Schnitkey says the decline in prices for this year and next should be anticipated because economists thought the prices of the past several years were above what they should have been. Consequently, the $4.60 corn and $10.60 soybean prices seem reasonable for the long term trend. The bottom line is that the lower returns will require that farmers make financial adjustments in their operations. That may mean capital purchases are delayed or reduced overall and that cash rents will have to be reduced to reflect the lower commodity prices and expected returns for the next couple years.

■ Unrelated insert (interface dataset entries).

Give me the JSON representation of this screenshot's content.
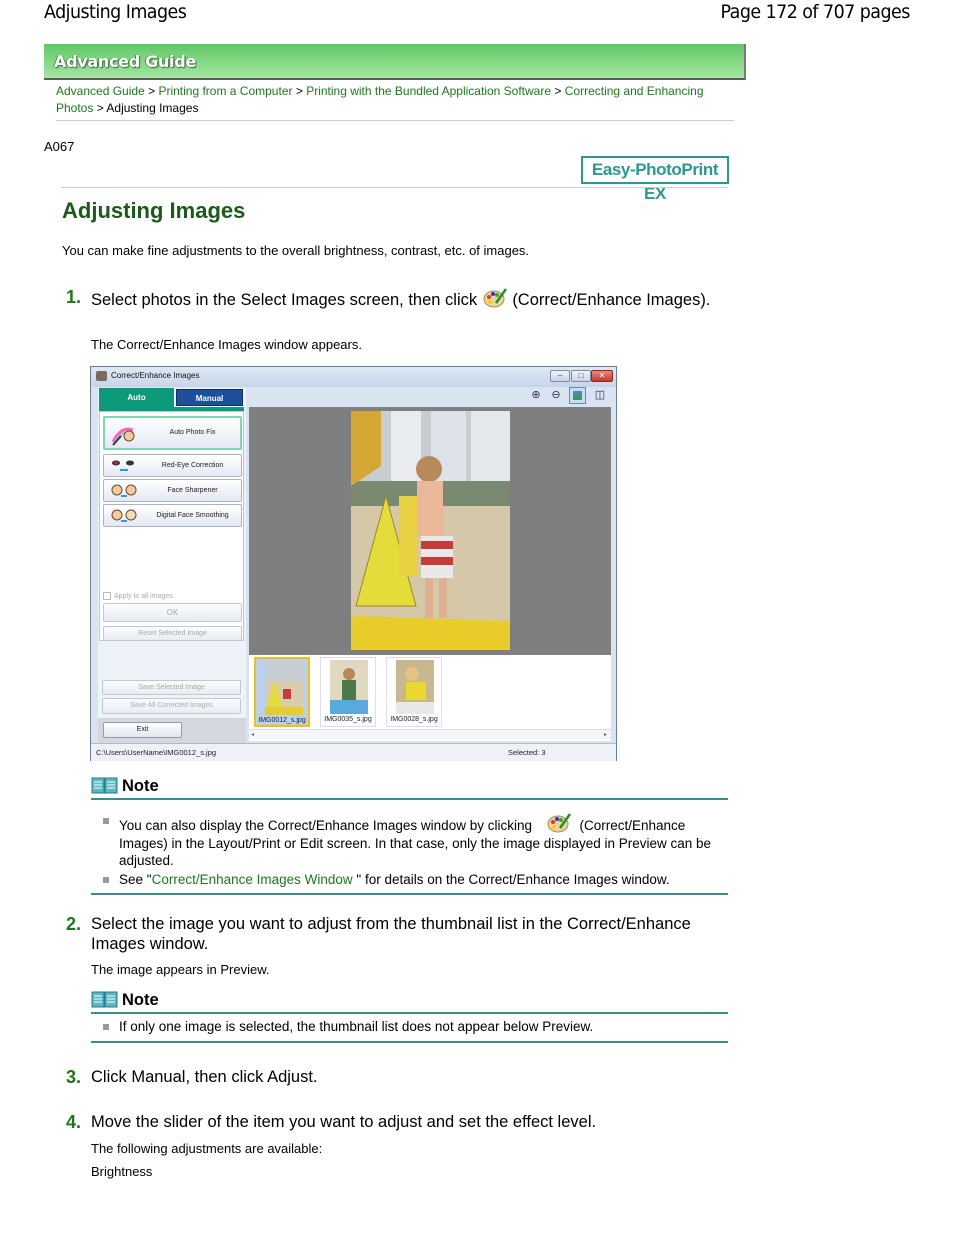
{
  "header": {
    "title": "Adjusting Images",
    "page_info": "Page 172 of 707 pages"
  },
  "banner": {
    "label": "Advanced Guide",
    "color": "#5fc866"
  },
  "breadcrumb": {
    "items": [
      "Advanced Guide",
      "Printing from a Computer",
      "Printing with the Bundled Application Software",
      "Correcting and Enhancing Photos"
    ],
    "separator": ">",
    "current": "Adjusting Images"
  },
  "doc_code": "A067",
  "product_badge": "Easy-PhotoPrint EX",
  "page_title": "Adjusting Images",
  "intro": "You can make fine adjustments to the overall brightness, contrast, etc. of images.",
  "steps": [
    {
      "number": "1.",
      "text_before_icon": "Select photos in the Select Images screen, then click",
      "icon": "correct-enhance-palette-icon",
      "text_after_icon": "(Correct/Enhance Images).",
      "sub": "The Correct/Enhance Images window appears."
    },
    {
      "number": "2.",
      "text": "Select the image you want to adjust from the thumbnail list in the Correct/Enhance Images window.",
      "sub": "The image appears in Preview."
    },
    {
      "number": "3.",
      "text": "Click Manual, then click Adjust."
    },
    {
      "number": "4.",
      "text": "Move the slider of the item you want to adjust and set the effect level.",
      "sub": "The following adjustments are available:",
      "sub2": "Brightness"
    }
  ],
  "window": {
    "title": "Correct/Enhance Images",
    "tabs": [
      {
        "label": "Auto",
        "active": true
      },
      {
        "label": "Manual",
        "active": false
      }
    ],
    "functions": [
      "Auto Photo Fix",
      "Red-Eye Correction",
      "Face Sharpener",
      "Digital Face Smoothing"
    ],
    "apply_all_label": "Apply to all images",
    "apply_all_checked": false,
    "ok_label": "OK",
    "reset_label": "Reset Selected Image",
    "save_selected_label": "Save Selected Image",
    "save_all_label": "Save All Corrected Images",
    "exit_label": "Exit",
    "toolbar": [
      "zoom-in-icon",
      "zoom-out-icon",
      "whole-image-view-icon",
      "compare-view-icon"
    ],
    "thumbnails": [
      {
        "name": "IMG0012_s.jpg",
        "selected": true
      },
      {
        "name": "IMG0035_s.jpg",
        "selected": false
      },
      {
        "name": "IMG0028_s.jpg",
        "selected": false
      }
    ],
    "status_path": "C:\\Users\\UserName\\IMG0012_s.jpg",
    "status_selected": "Selected: 3"
  },
  "note1": {
    "heading": "Note",
    "item1_before": "You can also display the Correct/Enhance Images window by clicking",
    "item1_after": "(Correct/Enhance Images) in the Layout/Print or Edit screen. In that case, only the image displayed in Preview can be adjusted.",
    "item2_before": "See \"",
    "item2_link": "Correct/Enhance Images Window",
    "item2_after": " \" for details on the Correct/Enhance Images window."
  },
  "note2": {
    "heading": "Note",
    "item1": "If only one image is selected, the thumbnail list does not appear below Preview."
  },
  "colors": {
    "link": "#1a7a1a",
    "title": "#1a5a1a",
    "accent_teal": "#2a9a8e"
  }
}
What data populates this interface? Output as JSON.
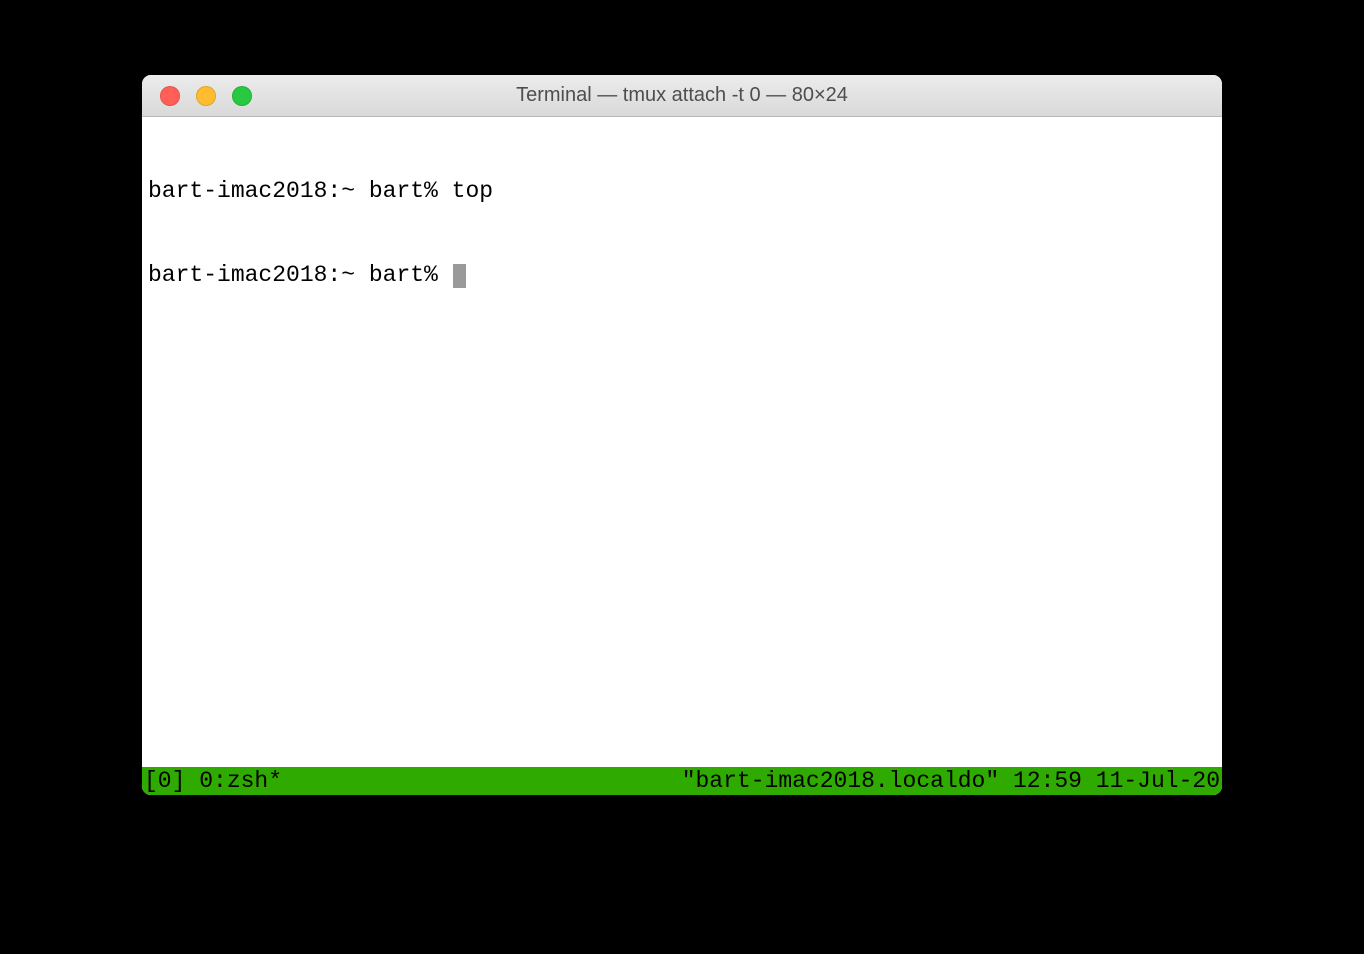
{
  "window": {
    "title": "Terminal — tmux attach -t 0 — 80×24"
  },
  "terminal": {
    "lines": [
      {
        "prompt": "bart-imac2018:~ bart% ",
        "command": "top",
        "has_cursor": false
      },
      {
        "prompt": "bart-imac2018:~ bart% ",
        "command": "",
        "has_cursor": true
      }
    ]
  },
  "tmux": {
    "left": "[0] 0:zsh*",
    "right": "\"bart-imac2018.localdo\" 12:59 11-Jul-20"
  }
}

A combination of higher input prices and other non-land costs for this year and next, compared to the past several years, along with lower average prices for commodities than the period of 2010 through 2012 will all combine to mean lower returns to operators and farmland. The result will be the need to reduce capital expenditures and negotiate lower cash rents to be able to maintain any degree of profitability.
Source: FarmGate blog